    Now which player had the better finals performance? Player A has a slight advantage in points and true shooting % (FG% adjusted for 3s and FTs), however player B has better stats in the other 4 categories. To me it is a toss up….

    So who are those players? Player A is Michael Jordan during his second 3-peat (96-98). Player B is Kobe Bryant during his 3 recent trips to the finals (08-10). Sure looks like Kobe has played at a very “Jordan-esque” level to me.


  38. Walter,

    Good argument! Kobe is no longer Jordan-esque. He is a man of his own. It is more like the young players now are trying to become “Kobeistic”.
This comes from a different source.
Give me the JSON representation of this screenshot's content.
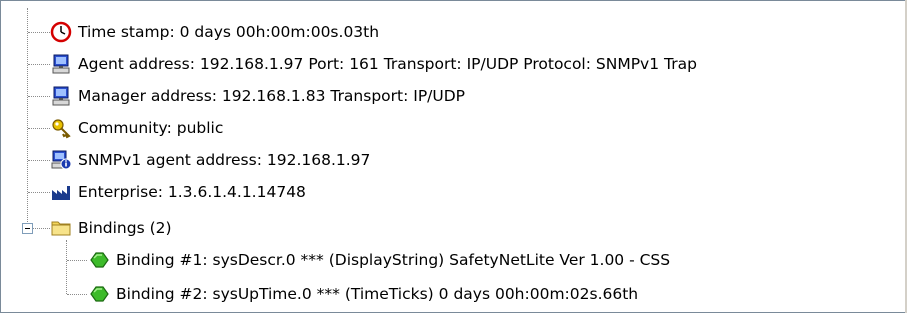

    Those Kobe haters are stubborn in their guts. Even after you point out all the facts, they will turn their argument to something like: “Kobe is a loner…. Kobe has no street crd….”

    While these Kobe-haters are bitter about how Kobe keeps winning. I am glad we (kobe supporters) can at least enjoy another 2 – 3 years appreciating his fine skills in this fun game.


  39. Well, when FG% is the only thing that’s left for the critics, you know Bryant is nearing the mountain top. While I don’t think he’ll quite reach it, he will certainly finish his journey right there with the best of them.

    I love how he’s nowhere close to the Wades and LeBrons (among others) of this world. Other than getting swept on the big stage, while putting up numbers similar to 2004 Finals Kobe (which was KB at his absolute lowest, imo), what has LeBron done in this league to enjoy being compared to the greatest players ever? Win a scoring title, a couple of MVPs and flame out each and every of his postseason appearances regardless of team record and personnel he had as his disposal?

    Yeah, if that’s that I sure am glad Kobe is nowhere near his level. 😉


  40. Im not just talking about field goal percentage. Please do average all finals stats please when comparing MJ. The truth is Kobe hasnt had a dominating finals performance like Wade, Shaq, MJ and Michael. MJ averaged 31 ppg and 11 apg against Magic. He also ave 41 ppg against the Suns while shooting great percentages. Shaq had ave 35 and 16 in his finals apperances in 2000-2002. While Kobe, although averaging very good numbers in the finals, overall they still lag behind the other greats I mentioned. As I was saying, if you look at every advanced stat metric (PER, wins shares, etc. Im too tired to explain all of these; you guys can look it up) Kobe trails the greats and including current players such as Garnett, Wade, Chris Paul, Lebron and Shaq. Im not saying he’s not great. Im saying he doesnt deserve the hype he’s getting, like the best of his era, best closer or whatever. Top 5 player of his era is more like it. He was better than the Tmacs, Iversons, Carters and the Paul Pierces but not the guys I mentioned.